One of the things Connie did was to go tent camping across America. Another thing was to write about it and her cancer. I slowly read and savored her memoir, MelanomaMama: On Life, Death, and Tent Camping. Tent camping does not rank high on my list of favorite things to do. I didn’t grow up camping, and I’m poor at it at best. But as I wended my way through her breezy story-telling, I realized it didn’t matter whether it was tent camping or ice skating or tango dancing (which Bonnie did, clear through the week she went on hospice) or anything else that gives us intense joy.
William Blake wrote that if a fool would persist in his folly, he will become wise. I think that if we’re blessed to have enough time and reflection we can move through the shock and terror and sheer awfulness to some other place, one of “sucking the juicy joy out of life.” Which is why Connie’s tent camping spoke to me and I’m grateful she wrote her book.

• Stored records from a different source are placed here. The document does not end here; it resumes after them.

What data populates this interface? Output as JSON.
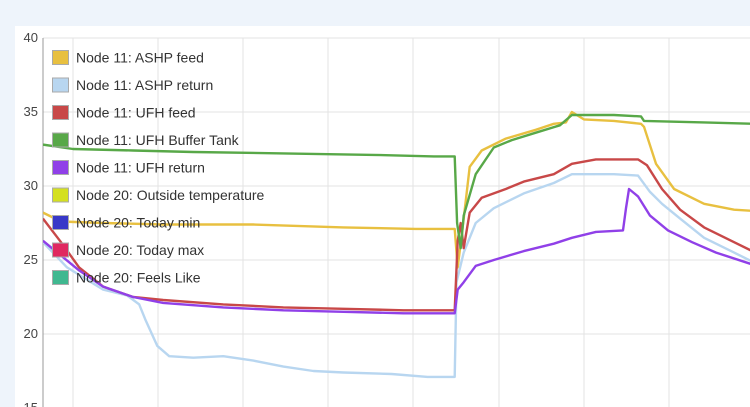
{
  "chart_data": {
    "type": "line",
    "title": "",
    "xlabel": "",
    "ylabel": "",
    "ylim": [
      15,
      40
    ],
    "xlim": [
      0,
      100
    ],
    "yticks": [
      15,
      20,
      25,
      30,
      35,
      40
    ],
    "grid": true,
    "legend_position": "top-left",
    "series": [
      {
        "name": "Node 11: ASHP feed",
        "color": "#e8c040",
        "points": [
          [
            0,
            28.2
          ],
          [
            3,
            27.6
          ],
          [
            10,
            27.5
          ],
          [
            20,
            27.4
          ],
          [
            35,
            27.4
          ],
          [
            50,
            27.2
          ],
          [
            62,
            27.1
          ],
          [
            68.5,
            27.1
          ],
          [
            69,
            24.5
          ],
          [
            70,
            27.8
          ],
          [
            71,
            31.3
          ],
          [
            73,
            32.4
          ],
          [
            77,
            33.2
          ],
          [
            82,
            33.8
          ],
          [
            85,
            34.2
          ],
          [
            87,
            34.3
          ],
          [
            88,
            35.0
          ],
          [
            90,
            34.5
          ],
          [
            95,
            34.4
          ],
          [
            99.5,
            34.2
          ],
          [
            100,
            34.0
          ],
          [
            102,
            31.5
          ],
          [
            105,
            29.8
          ],
          [
            110,
            28.8
          ],
          [
            115,
            28.4
          ],
          [
            119,
            28.3
          ],
          [
            122,
            28.3
          ],
          [
            124.5,
            28.5
          ]
        ]
      },
      {
        "name": "Node 11: ASHP return",
        "color": "#b8d6f0",
        "points": [
          [
            0,
            26.2
          ],
          [
            4,
            24.5
          ],
          [
            8,
            23.5
          ],
          [
            10,
            23.0
          ],
          [
            14,
            22.6
          ],
          [
            16,
            22.0
          ],
          [
            17,
            21.0
          ],
          [
            19,
            19.2
          ],
          [
            21,
            18.5
          ],
          [
            25,
            18.4
          ],
          [
            30,
            18.5
          ],
          [
            35,
            18.2
          ],
          [
            40,
            17.8
          ],
          [
            45,
            17.5
          ],
          [
            50,
            17.4
          ],
          [
            58,
            17.3
          ],
          [
            64,
            17.1
          ],
          [
            68.5,
            17.1
          ],
          [
            68.8,
            23.5
          ],
          [
            70,
            25.5
          ],
          [
            72,
            27.5
          ],
          [
            75,
            28.5
          ],
          [
            80,
            29.5
          ],
          [
            85,
            30.2
          ],
          [
            88,
            30.8
          ],
          [
            95,
            30.8
          ],
          [
            99,
            30.7
          ],
          [
            101,
            29.6
          ],
          [
            103,
            28.8
          ],
          [
            106,
            27.8
          ],
          [
            110,
            26.5
          ],
          [
            115,
            25.5
          ],
          [
            120,
            24.5
          ],
          [
            124.5,
            24.1
          ]
        ]
      },
      {
        "name": "Node 11: UFH feed",
        "color": "#c84848",
        "points": [
          [
            0,
            27.8
          ],
          [
            3,
            26.2
          ],
          [
            6,
            24.5
          ],
          [
            10,
            23.2
          ],
          [
            15,
            22.5
          ],
          [
            20,
            22.3
          ],
          [
            30,
            22.0
          ],
          [
            40,
            21.8
          ],
          [
            50,
            21.7
          ],
          [
            60,
            21.6
          ],
          [
            68.5,
            21.6
          ],
          [
            69,
            26.3
          ],
          [
            69.5,
            27.5
          ],
          [
            70,
            25.8
          ],
          [
            71,
            28.2
          ],
          [
            73,
            29.2
          ],
          [
            77,
            29.8
          ],
          [
            80,
            30.3
          ],
          [
            85,
            30.8
          ],
          [
            88,
            31.5
          ],
          [
            92,
            31.8
          ],
          [
            99,
            31.8
          ],
          [
            100.5,
            31.4
          ],
          [
            103,
            29.8
          ],
          [
            106,
            28.4
          ],
          [
            110,
            27.2
          ],
          [
            115,
            26.2
          ],
          [
            120,
            25.2
          ],
          [
            124.5,
            24.6
          ]
        ]
      },
      {
        "name": "Node 11: UFH Buffer Tank",
        "color": "#58a848",
        "points": [
          [
            0,
            32.8
          ],
          [
            5,
            32.5
          ],
          [
            15,
            32.4
          ],
          [
            25,
            32.3
          ],
          [
            40,
            32.2
          ],
          [
            55,
            32.1
          ],
          [
            65,
            32.0
          ],
          [
            68.5,
            32.0
          ],
          [
            68.9,
            27.5
          ],
          [
            69.5,
            25.8
          ],
          [
            70,
            28.0
          ],
          [
            72,
            30.8
          ],
          [
            75,
            32.6
          ],
          [
            78,
            33.1
          ],
          [
            82,
            33.6
          ],
          [
            86,
            34.1
          ],
          [
            88,
            34.8
          ],
          [
            95,
            34.8
          ],
          [
            99.5,
            34.7
          ],
          [
            100,
            34.4
          ],
          [
            110,
            34.3
          ],
          [
            118,
            34.2
          ],
          [
            124.5,
            34.1
          ]
        ]
      },
      {
        "name": "Node 11: UFH return",
        "color": "#9040e8",
        "points": [
          [
            0,
            26.3
          ],
          [
            3,
            25.3
          ],
          [
            6,
            24.3
          ],
          [
            10,
            23.2
          ],
          [
            15,
            22.5
          ],
          [
            20,
            22.1
          ],
          [
            30,
            21.8
          ],
          [
            40,
            21.6
          ],
          [
            50,
            21.5
          ],
          [
            60,
            21.4
          ],
          [
            68.5,
            21.4
          ],
          [
            69,
            23.0
          ],
          [
            70,
            23.5
          ],
          [
            72,
            24.6
          ],
          [
            75,
            25.0
          ],
          [
            80,
            25.6
          ],
          [
            85,
            26.1
          ],
          [
            88,
            26.5
          ],
          [
            92,
            26.9
          ],
          [
            96.5,
            27.0
          ],
          [
            97,
            28.5
          ],
          [
            97.5,
            29.8
          ],
          [
            99,
            29.3
          ],
          [
            101,
            28.0
          ],
          [
            104,
            27.0
          ],
          [
            108,
            26.2
          ],
          [
            112,
            25.5
          ],
          [
            118,
            24.7
          ],
          [
            124.5,
            24.0
          ]
        ]
      },
      {
        "name": "Node 20: Outside temperature",
        "color": "#d4e020",
        "points": []
      },
      {
        "name": "Node 20: Today min",
        "color": "#3838c8",
        "points": []
      },
      {
        "name": "Node 20: Today max",
        "color": "#e02860",
        "points": []
      },
      {
        "name": "Node 20: Feels Like",
        "color": "#40b890",
        "points": []
      }
    ]
  }
}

When something awful happens to us or when we at last glimpse it in the rear-view mirror, many of us want to write about it. If we’re fiction writers, we use our imaginations to spin out stories in our preferred genre. A huge weight, a pressure of all the intense experience, the fear, the relief, the unhealed and oozing wounds, cries out for us to make sense of the whole thing. That’s one of the things that fiction does, and often it does it much better than straight memoir narrative. Fiction requires emotional coherence, at least genre fiction does. I make no promises about literary or experimental stuff. We think, If I could just nail this down in a story, it would make sense. I understand that longing, that temptation, and at the same time, in my own life, I’ve had the good fortune to pay attention to my gut feeling that I wasn’t ready. Maybe I’ll never be ready to “tell my story.”
But Connie was and she did, with wit and the ferocious clear-sightedness of one who knows she has been reprieved and what it has cost her. Some parts are travelog, some parts are survivalog, some are the observations of an intelligent, thoughtful person who has had a long time to decide how she wants to live each day. I couldn’t read very much of it at a time; it was too “chewy,” too emotionally dense. I needed to reflect on what she shared and what it meant in my own life.
In Connie’s writing, I recognized something quite different from the impulse to tell our story to make sense out it. It was the even more powerful need to take what we have suffered and have it make a difference. Have our lives make a difference.
“Hey world,” she seems to be saying, “I was here. Me, the only Connie there is or will ever be.”
“So now, I’m back to scans every three months. Watch and wait. Watch and wait. Wait for the pink and turquoise sneaker to drop. But I keep enjoying my miraculous recovery.
“When I say miraculous, I don’t mean a conventional miracle. … It’s miraculous that a Monarch butterfly can wing its way from Canada to one small patch of breeding ground on a Michoacan hillside. It’s miraculous that a black hole’s sucking gravity can pull everything, including light into is gaping maw. It’s miraculous that there are billions of stars in our galaxy and billions of galaxies in our universe…
“And I’m still here, gazing with wonder at it all.”
And sharing that wonder with us. Thanks, Connie, wherever you are tent-camping now.